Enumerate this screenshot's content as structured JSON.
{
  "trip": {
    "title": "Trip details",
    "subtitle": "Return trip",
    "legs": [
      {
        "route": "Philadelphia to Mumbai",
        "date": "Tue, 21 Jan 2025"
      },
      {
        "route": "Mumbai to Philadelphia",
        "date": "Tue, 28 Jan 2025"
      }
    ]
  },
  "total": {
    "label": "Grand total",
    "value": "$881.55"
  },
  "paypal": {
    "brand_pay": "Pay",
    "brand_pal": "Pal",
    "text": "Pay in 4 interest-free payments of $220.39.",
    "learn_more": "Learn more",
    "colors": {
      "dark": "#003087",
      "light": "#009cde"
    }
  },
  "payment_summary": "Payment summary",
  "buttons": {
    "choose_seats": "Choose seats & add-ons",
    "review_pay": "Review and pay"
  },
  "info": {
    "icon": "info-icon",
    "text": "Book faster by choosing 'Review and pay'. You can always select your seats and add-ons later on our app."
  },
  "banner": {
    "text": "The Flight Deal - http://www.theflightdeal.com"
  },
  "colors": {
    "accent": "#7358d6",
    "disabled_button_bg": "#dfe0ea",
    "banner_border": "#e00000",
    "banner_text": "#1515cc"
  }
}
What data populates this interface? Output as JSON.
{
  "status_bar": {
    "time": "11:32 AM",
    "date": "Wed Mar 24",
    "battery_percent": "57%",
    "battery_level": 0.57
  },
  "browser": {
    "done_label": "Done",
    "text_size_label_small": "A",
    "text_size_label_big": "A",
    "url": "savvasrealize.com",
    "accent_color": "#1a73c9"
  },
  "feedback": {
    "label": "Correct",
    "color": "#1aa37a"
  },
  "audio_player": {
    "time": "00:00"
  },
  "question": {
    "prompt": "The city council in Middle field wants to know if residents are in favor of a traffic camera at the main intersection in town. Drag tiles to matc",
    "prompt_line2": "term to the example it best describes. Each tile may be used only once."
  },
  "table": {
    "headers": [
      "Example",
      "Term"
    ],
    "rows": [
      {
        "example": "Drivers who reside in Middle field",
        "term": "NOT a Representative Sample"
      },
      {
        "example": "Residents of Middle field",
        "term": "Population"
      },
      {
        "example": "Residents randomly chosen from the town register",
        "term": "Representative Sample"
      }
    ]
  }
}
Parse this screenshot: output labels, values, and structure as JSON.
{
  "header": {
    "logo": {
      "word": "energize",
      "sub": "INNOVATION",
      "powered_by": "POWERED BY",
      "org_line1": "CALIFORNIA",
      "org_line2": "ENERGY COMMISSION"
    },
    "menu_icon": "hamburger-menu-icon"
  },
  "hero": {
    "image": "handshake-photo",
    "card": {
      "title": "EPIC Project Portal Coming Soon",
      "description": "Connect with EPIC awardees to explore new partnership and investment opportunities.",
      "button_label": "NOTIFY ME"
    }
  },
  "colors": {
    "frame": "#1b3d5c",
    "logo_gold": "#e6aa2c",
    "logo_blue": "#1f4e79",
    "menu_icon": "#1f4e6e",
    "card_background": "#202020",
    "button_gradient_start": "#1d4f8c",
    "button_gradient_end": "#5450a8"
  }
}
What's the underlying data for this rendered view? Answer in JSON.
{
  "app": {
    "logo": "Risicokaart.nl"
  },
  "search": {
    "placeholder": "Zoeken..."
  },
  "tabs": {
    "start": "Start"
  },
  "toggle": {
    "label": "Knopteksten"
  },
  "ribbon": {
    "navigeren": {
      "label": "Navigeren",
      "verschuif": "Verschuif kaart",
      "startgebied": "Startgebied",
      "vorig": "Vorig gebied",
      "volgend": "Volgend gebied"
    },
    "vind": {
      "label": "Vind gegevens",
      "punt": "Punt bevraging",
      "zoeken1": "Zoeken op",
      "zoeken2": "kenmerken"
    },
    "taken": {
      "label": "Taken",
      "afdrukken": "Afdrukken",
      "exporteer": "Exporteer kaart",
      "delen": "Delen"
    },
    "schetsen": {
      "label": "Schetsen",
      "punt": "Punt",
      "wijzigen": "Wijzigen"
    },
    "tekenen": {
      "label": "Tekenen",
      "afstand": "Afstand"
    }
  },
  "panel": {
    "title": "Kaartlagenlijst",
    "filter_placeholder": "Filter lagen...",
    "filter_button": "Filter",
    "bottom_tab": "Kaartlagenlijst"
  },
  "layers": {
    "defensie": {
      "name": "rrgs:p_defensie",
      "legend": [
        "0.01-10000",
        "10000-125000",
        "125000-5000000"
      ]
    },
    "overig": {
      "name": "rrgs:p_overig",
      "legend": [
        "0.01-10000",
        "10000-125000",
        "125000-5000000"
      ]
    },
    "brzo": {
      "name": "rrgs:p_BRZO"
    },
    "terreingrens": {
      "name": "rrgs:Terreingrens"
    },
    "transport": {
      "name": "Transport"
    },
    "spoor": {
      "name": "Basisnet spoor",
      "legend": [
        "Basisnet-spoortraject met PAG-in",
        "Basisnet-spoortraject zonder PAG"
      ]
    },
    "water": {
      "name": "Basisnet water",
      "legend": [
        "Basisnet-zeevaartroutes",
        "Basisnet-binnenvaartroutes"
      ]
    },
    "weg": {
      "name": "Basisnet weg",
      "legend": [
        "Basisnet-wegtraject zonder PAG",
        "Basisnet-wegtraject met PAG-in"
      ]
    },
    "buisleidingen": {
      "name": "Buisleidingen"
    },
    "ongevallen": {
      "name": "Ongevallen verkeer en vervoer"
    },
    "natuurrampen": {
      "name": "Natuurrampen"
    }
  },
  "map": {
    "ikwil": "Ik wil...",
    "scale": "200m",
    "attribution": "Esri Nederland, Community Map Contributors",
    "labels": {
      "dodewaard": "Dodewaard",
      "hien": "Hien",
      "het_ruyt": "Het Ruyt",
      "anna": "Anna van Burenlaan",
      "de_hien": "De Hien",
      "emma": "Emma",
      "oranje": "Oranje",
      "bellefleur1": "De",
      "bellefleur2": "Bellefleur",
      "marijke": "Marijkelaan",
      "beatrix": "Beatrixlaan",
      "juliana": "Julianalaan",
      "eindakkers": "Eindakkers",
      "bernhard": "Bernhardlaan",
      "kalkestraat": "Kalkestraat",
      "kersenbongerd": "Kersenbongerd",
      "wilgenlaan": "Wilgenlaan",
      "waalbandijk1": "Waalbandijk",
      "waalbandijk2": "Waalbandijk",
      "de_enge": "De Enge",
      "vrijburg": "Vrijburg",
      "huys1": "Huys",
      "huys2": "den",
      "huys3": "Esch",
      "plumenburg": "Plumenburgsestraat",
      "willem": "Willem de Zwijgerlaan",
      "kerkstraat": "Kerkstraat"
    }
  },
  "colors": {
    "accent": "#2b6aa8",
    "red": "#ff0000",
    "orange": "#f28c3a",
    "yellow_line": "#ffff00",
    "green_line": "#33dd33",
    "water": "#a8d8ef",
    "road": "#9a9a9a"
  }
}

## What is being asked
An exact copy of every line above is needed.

## Task output
Enumerate this screenshot's content as structured JSON.
{
  "trip": {
    "title": "Trip details",
    "subtitle": "Return trip",
    "legs": [
      {
        "route": "Philadelphia to Mumbai",
        "date": "Tue, 21 Jan 2025"
      },
      {
        "route": "Mumbai to Philadelphia",
        "date": "Tue, 28 Jan 2025"
      }
    ]
  },
  "total": {
    "label": "Grand total",
    "value": "$881.55"
  },
  "paypal": {
    "brand_pay": "Pay",
    "brand_pal": "Pal",
    "text": "Pay in 4 interest-free payments of $220.39.",
    "learn_more": "Learn more",
    "colors": {
      "dark": "#003087",
      "light": "#009cde"
    }
  },
  "payment_summary": "Payment summary",
  "buttons": {
    "choose_seats": "Choose seats & add-ons",
    "review_pay": "Review and pay"
  },
  "info": {
    "icon": "info-icon",
    "text": "Book faster by choosing 'Review and pay'. You can always select your seats and add-ons later on our app."
  },
  "banner": {
    "text": "The Flight Deal - http://www.theflightdeal.com"
  },
  "colors": {
    "accent": "#7358d6",
    "disabled_button_bg": "#dfe0ea",
    "banner_border": "#e00000",
    "banner_text": "#1515cc"
  }
}
What data populates this interface? Output as JSON.
{
  "status_bar": {
    "time": "11:32 AM",
    "date": "Wed Mar 24",
    "battery_percent": "57%",
    "battery_level": 0.57
  },
  "browser": {
    "done_label": "Done",
    "text_size_label_small": "A",
    "text_size_label_big": "A",
    "url": "savvasrealize.com",
    "accent_color": "#1a73c9"
  },
  "feedback": {
    "label": "Correct",
    "color": "#1aa37a"
  },
  "audio_player": {
    "time": "00:00"
  },
  "question": {
    "prompt": "The city council in Middle field wants to know if residents are in favor of a traffic camera at the main intersection in town. Drag tiles to matc",
    "prompt_line2": "term to the example it best describes. Each tile may be used only once."
  },
  "table": {
    "headers": [
      "Example",
      "Term"
    ],
    "rows": [
      {
        "example": "Drivers who reside in Middle field",
        "term": "NOT a Representative Sample"
      },
      {
        "example": "Residents of Middle field",
        "term": "Population"
      },
      {
        "example": "Residents randomly chosen from the town register",
        "term": "Representative Sample"
      }
    ]
  }
}
Parse this screenshot: output labels, values, and structure as JSON.
{
  "header": {
    "logo": {
      "word": "energize",
      "sub": "INNOVATION",
      "powered_by": "POWERED BY",
      "org_line1": "CALIFORNIA",
      "org_line2": "ENERGY COMMISSION"
    },
    "menu_icon": "hamburger-menu-icon"
  },
  "hero": {
    "image": "handshake-photo",
    "card": {
      "title": "EPIC Project Portal Coming Soon",
      "description": "Connect with EPIC awardees to explore new partnership and investment opportunities.",
      "button_label": "NOTIFY ME"
    }
  },
  "colors": {
    "frame": "#1b3d5c",
    "logo_gold": "#e6aa2c",
    "logo_blue": "#1f4e79",
    "menu_icon": "#1f4e6e",
    "card_background": "#202020",
    "button_gradient_start": "#1d4f8c",
    "button_gradient_end": "#5450a8"
  }
}
What's the underlying data for this rendered view? Answer in JSON.
{
  "app": {
    "logo": "Risicokaart.nl"
  },
  "search": {
    "placeholder": "Zoeken..."
  },
  "tabs": {
    "start": "Start"
  },
  "toggle": {
    "label": "Knopteksten"
  },
  "ribbon": {
    "navigeren": {
      "label": "Navigeren",
      "verschuif": "Verschuif kaart",
      "startgebied": "Startgebied",
      "vorig": "Vorig gebied",
      "volgend": "Volgend gebied"
    },
    "vind": {
      "label": "Vind gegevens",
      "punt": "Punt bevraging",
      "zoeken1": "Zoeken op",
      "zoeken2": "kenmerken"
    },
    "taken": {
      "label": "Taken",
      "afdrukken": "Afdrukken",
      "exporteer": "Exporteer kaart",
      "delen": "Delen"
    },
    "schetsen": {
      "label": "Schetsen",
      "punt": "Punt",
      "wijzigen": "Wijzigen"
    },
    "tekenen": {
      "label": "Tekenen",
      "afstand": "Afstand"
    }
  },
  "panel": {
    "title": "Kaartlagenlijst",
    "filter_placeholder": "Filter lagen...",
    "filter_button": "Filter",
    "bottom_tab": "Kaartlagenlijst"
  },
  "layers": {
    "defensie": {
      "name": "rrgs:p_defensie",
      "legend": [
        "0.01-10000",
        "10000-125000",
        "125000-5000000"
      ]
    },
    "overig": {
      "name": "rrgs:p_overig",
      "legend": [
        "0.01-10000",
        "10000-125000",
        "125000-5000000"
      ]
    },
    "brzo": {
      "name": "rrgs:p_BRZO"
    },
    "terreingrens": {
      "name": "rrgs:Terreingrens"
    },
    "transport": {
      "name": "Transport"
    },
    "spoor": {
      "name": "Basisnet spoor",
      "legend": [
        "Basisnet-spoortraject met PAG-in",
        "Basisnet-spoortraject zonder PAG"
      ]
    },
    "water": {
      "name": "Basisnet water",
      "legend": [
        "Basisnet-zeevaartroutes",
        "Basisnet-binnenvaartroutes"
      ]
    },
    "weg": {
      "name": "Basisnet weg",
      "legend": [
        "Basisnet-wegtraject zonder PAG",
        "Basisnet-wegtraject met PAG-in"
      ]
    },
    "buisleidingen": {
      "name": "Buisleidingen"
    },
    "ongevallen": {
      "name": "Ongevallen verkeer en vervoer"
    },
    "natuurrampen": {
      "name": "Natuurrampen"
    }
  },
  "map": {
    "ikwil": "Ik wil...",
    "scale": "200m",
    "attribution": "Esri Nederland, Community Map Contributors",
    "labels": {
      "dodewaard": "Dodewaard",
      "hien": "Hien",
      "het_ruyt": "Het Ruyt",
      "anna": "Anna van Burenlaan",
      "de_hien": "De Hien",
      "emma": "Emma",
      "oranje": "Oranje",
      "bellefleur1": "De",
      "bellefleur2": "Bellefleur",
      "marijke": "Marijkelaan",
      "beatrix": "Beatrixlaan",
      "juliana": "Julianalaan",
      "eindakkers": "Eindakkers",
      "bernhard": "Bernhardlaan",
      "kalkestraat": "Kalkestraat",
      "kersenbongerd": "Kersenbongerd",
      "wilgenlaan": "Wilgenlaan",
      "waalbandijk1": "Waalbandijk",
      "waalbandijk2": "Waalbandijk",
      "de_enge": "De Enge",
      "vrijburg": "Vrijburg",
      "huys1": "Huys",
      "huys2": "den",
      "huys3": "Esch",
      "plumenburg": "Plumenburgsestraat",
      "willem": "Willem de Zwijgerlaan",
      "kerkstraat": "Kerkstraat"
    }
  },
  "colors": {
    "accent": "#2b6aa8",
    "red": "#ff0000",
    "orange": "#f28c3a",
    "yellow_line": "#ffff00",
    "green_line": "#33dd33",
    "water": "#a8d8ef",
    "road": "#9a9a9a"
  }
}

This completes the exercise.